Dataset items
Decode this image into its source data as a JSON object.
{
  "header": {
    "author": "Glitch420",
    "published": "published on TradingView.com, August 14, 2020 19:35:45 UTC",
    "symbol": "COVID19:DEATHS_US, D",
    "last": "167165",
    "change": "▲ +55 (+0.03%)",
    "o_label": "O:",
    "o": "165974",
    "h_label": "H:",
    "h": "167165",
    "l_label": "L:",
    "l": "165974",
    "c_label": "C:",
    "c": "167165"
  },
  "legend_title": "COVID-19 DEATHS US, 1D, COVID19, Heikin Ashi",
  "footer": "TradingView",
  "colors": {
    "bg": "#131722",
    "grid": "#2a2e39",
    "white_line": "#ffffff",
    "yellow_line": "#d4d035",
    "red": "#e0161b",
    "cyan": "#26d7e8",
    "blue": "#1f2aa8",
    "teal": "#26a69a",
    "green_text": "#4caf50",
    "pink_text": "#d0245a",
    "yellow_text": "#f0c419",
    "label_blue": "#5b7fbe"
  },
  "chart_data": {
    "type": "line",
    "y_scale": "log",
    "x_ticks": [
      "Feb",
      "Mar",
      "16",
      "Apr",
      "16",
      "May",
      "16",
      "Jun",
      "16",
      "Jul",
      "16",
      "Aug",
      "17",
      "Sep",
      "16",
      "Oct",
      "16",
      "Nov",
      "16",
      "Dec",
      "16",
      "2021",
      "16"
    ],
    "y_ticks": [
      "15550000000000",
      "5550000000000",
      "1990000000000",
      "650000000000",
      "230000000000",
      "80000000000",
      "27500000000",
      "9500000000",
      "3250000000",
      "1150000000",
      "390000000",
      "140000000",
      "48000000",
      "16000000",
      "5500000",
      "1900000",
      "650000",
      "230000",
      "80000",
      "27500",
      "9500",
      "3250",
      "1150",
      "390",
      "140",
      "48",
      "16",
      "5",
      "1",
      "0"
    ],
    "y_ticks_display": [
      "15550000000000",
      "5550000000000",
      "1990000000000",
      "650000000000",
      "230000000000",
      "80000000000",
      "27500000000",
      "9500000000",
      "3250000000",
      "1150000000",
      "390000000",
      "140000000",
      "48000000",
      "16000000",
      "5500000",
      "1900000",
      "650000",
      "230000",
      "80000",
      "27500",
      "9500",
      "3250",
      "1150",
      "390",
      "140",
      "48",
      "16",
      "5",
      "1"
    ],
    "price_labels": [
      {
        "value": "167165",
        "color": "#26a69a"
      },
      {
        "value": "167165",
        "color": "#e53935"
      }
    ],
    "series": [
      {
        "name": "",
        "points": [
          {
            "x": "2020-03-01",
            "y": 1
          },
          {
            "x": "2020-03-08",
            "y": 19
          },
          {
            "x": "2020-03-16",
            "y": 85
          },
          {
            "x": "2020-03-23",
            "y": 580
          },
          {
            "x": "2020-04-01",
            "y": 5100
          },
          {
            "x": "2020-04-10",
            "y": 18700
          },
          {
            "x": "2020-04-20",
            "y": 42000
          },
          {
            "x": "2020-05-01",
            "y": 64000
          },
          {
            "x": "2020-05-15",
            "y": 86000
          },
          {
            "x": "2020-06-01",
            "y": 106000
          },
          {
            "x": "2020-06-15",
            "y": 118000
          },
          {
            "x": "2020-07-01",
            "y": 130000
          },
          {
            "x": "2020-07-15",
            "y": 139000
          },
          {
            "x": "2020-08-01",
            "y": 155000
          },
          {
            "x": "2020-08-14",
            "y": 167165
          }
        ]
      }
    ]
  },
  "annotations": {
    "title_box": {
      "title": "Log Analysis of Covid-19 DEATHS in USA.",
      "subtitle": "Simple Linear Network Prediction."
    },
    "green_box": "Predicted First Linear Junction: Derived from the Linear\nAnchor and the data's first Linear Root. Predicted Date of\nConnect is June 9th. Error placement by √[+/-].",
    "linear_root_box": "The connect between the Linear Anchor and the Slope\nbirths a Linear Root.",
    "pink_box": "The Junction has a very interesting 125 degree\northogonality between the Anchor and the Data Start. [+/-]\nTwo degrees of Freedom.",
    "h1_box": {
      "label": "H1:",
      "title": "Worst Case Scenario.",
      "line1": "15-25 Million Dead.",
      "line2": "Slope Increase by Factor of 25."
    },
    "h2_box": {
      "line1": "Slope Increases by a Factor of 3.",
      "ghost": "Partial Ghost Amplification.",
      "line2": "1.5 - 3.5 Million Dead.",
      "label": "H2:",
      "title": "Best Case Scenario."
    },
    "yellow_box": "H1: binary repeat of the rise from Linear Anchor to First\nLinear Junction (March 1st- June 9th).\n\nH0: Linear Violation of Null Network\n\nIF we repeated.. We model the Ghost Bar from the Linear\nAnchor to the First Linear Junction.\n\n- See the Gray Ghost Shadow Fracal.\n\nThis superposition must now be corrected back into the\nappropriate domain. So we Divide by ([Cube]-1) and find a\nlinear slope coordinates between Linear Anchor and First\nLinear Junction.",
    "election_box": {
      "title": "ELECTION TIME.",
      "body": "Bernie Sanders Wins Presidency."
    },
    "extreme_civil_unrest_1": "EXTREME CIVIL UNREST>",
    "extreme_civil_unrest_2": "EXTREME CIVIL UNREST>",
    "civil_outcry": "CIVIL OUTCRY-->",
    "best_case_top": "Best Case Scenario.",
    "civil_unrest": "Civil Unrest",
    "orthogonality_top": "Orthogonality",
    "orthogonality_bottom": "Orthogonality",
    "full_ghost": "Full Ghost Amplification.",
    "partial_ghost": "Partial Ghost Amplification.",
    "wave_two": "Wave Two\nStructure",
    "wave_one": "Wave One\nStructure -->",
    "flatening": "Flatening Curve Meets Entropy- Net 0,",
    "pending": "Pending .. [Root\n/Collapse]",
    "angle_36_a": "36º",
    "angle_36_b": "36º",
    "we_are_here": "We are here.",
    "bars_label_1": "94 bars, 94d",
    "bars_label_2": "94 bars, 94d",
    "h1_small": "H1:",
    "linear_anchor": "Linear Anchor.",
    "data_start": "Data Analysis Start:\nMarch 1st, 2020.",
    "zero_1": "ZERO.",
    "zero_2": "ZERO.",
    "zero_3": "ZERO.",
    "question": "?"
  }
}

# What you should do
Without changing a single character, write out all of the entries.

# Task output
Decode this image into its source data as a JSON object.
{
  "header": {
    "author": "Glitch420",
    "published": "published on TradingView.com, August 14, 2020 19:35:45 UTC",
    "symbol": "COVID19:DEATHS_US, D",
    "last": "167165",
    "change": "▲ +55 (+0.03%)",
    "o_label": "O:",
    "o": "165974",
    "h_label": "H:",
    "h": "167165",
    "l_label": "L:",
    "l": "165974",
    "c_label": "C:",
    "c": "167165"
  },
  "legend_title": "COVID-19 DEATHS US, 1D, COVID19, Heikin Ashi",
  "footer": "TradingView",
  "colors": {
    "bg": "#131722",
    "grid": "#2a2e39",
    "white_line": "#ffffff",
    "yellow_line": "#d4d035",
    "red": "#e0161b",
    "cyan": "#26d7e8",
    "blue": "#1f2aa8",
    "teal": "#26a69a",
    "green_text": "#4caf50",
    "pink_text": "#d0245a",
    "yellow_text": "#f0c419",
    "label_blue": "#5b7fbe"
  },
  "chart_data": {
    "type": "line",
    "y_scale": "log",
    "x_ticks": [
      "Feb",
      "Mar",
      "16",
      "Apr",
      "16",
      "May",
      "16",
      "Jun",
      "16",
      "Jul",
      "16",
      "Aug",
      "17",
      "Sep",
      "16",
      "Oct",
      "16",
      "Nov",
      "16",
      "Dec",
      "16",
      "2021",
      "16"
    ],
    "y_ticks": [
      "15550000000000",
      "5550000000000",
      "1990000000000",
      "650000000000",
      "230000000000",
      "80000000000",
      "27500000000",
      "9500000000",
      "3250000000",
      "1150000000",
      "390000000",
      "140000000",
      "48000000",
      "16000000",
      "5500000",
      "1900000",
      "650000",
      "230000",
      "80000",
      "27500",
      "9500",
      "3250",
      "1150",
      "390",
      "140",
      "48",
      "16",
      "5",
      "1",
      "0"
    ],
    "y_ticks_display": [
      "15550000000000",
      "5550000000000",
      "1990000000000",
      "650000000000",
      "230000000000",
      "80000000000",
      "27500000000",
      "9500000000",
      "3250000000",
      "1150000000",
      "390000000",
      "140000000",
      "48000000",
      "16000000",
      "5500000",
      "1900000",
      "650000",
      "230000",
      "80000",
      "27500",
      "9500",
      "3250",
      "1150",
      "390",
      "140",
      "48",
      "16",
      "5",
      "1"
    ],
    "price_labels": [
      {
        "value": "167165",
        "color": "#26a69a"
      },
      {
        "value": "167165",
        "color": "#e53935"
      }
    ],
    "series": [
      {
        "name": "",
        "points": [
          {
            "x": "2020-03-01",
            "y": 1
          },
          {
            "x": "2020-03-08",
            "y": 19
          },
          {
            "x": "2020-03-16",
            "y": 85
          },
          {
            "x": "2020-03-23",
            "y": 580
          },
          {
            "x": "2020-04-01",
            "y": 5100
          },
          {
            "x": "2020-04-10",
            "y": 18700
          },
          {
            "x": "2020-04-20",
            "y": 42000
          },
          {
            "x": "2020-05-01",
            "y": 64000
          },
          {
            "x": "2020-05-15",
            "y": 86000
          },
          {
            "x": "2020-06-01",
            "y": 106000
          },
          {
            "x": "2020-06-15",
            "y": 118000
          },
          {
            "x": "2020-07-01",
            "y": 130000
          },
          {
            "x": "2020-07-15",
            "y": 139000
          },
          {
            "x": "2020-08-01",
            "y": 155000
          },
          {
            "x": "2020-08-14",
            "y": 167165
          }
        ]
      }
    ]
  },
  "annotations": {
    "title_box": {
      "title": "Log Analysis of Covid-19 DEATHS in USA.",
      "subtitle": "Simple Linear Network Prediction."
    },
    "green_box": "Predicted First Linear Junction: Derived from the Linear\nAnchor and the data's first Linear Root. Predicted Date of\nConnect is June 9th. Error placement by √[+/-].",
    "linear_root_box": "The connect between the Linear Anchor and the Slope\nbirths a Linear Root.",
    "pink_box": "The Junction has a very interesting 125 degree\northogonality between the Anchor and the Data Start. [+/-]\nTwo degrees of Freedom.",
    "h1_box": {
      "label": "H1:",
      "title": "Worst Case Scenario.",
      "line1": "15-25 Million Dead.",
      "line2": "Slope Increase by Factor of 25."
    },
    "h2_box": {
      "line1": "Slope Increases by a Factor of 3.",
      "ghost": "Partial Ghost Amplification.",
      "line2": "1.5 - 3.5 Million Dead.",
      "label": "H2:",
      "title": "Best Case Scenario."
    },
    "yellow_box": "H1: binary repeat of the rise from Linear Anchor to First\nLinear Junction (March 1st- June 9th).\n\nH0: Linear Violation of Null Network\n\nIF we repeated.. We model the Ghost Bar from the Linear\nAnchor to the First Linear Junction.\n\n- See the Gray Ghost Shadow Fracal.\n\nThis superposition must now be corrected back into the\nappropriate domain. So we Divide by ([Cube]-1) and find a\nlinear slope coordinates between Linear Anchor and First\nLinear Junction.",
    "election_box": {
      "title": "ELECTION TIME.",
      "body": "Bernie Sanders Wins Presidency."
    },
    "extreme_civil_unrest_1": "EXTREME CIVIL UNREST>",
    "extreme_civil_unrest_2": "EXTREME CIVIL UNREST>",
    "civil_outcry": "CIVIL OUTCRY-->",
    "best_case_top": "Best Case Scenario.",
    "civil_unrest": "Civil Unrest",
    "orthogonality_top": "Orthogonality",
    "orthogonality_bottom": "Orthogonality",
    "full_ghost": "Full Ghost Amplification.",
    "partial_ghost": "Partial Ghost Amplification.",
    "wave_two": "Wave Two\nStructure",
    "wave_one": "Wave One\nStructure -->",
    "flatening": "Flatening Curve Meets Entropy- Net 0,",
    "pending": "Pending .. [Root\n/Collapse]",
    "angle_36_a": "36º",
    "angle_36_b": "36º",
    "we_are_here": "We are here.",
    "bars_label_1": "94 bars, 94d",
    "bars_label_2": "94 bars, 94d",
    "h1_small": "H1:",
    "linear_anchor": "Linear Anchor.",
    "data_start": "Data Analysis Start:\nMarch 1st, 2020.",
    "zero_1": "ZERO.",
    "zero_2": "ZERO.",
    "zero_3": "ZERO.",
    "question": "?"
  }
}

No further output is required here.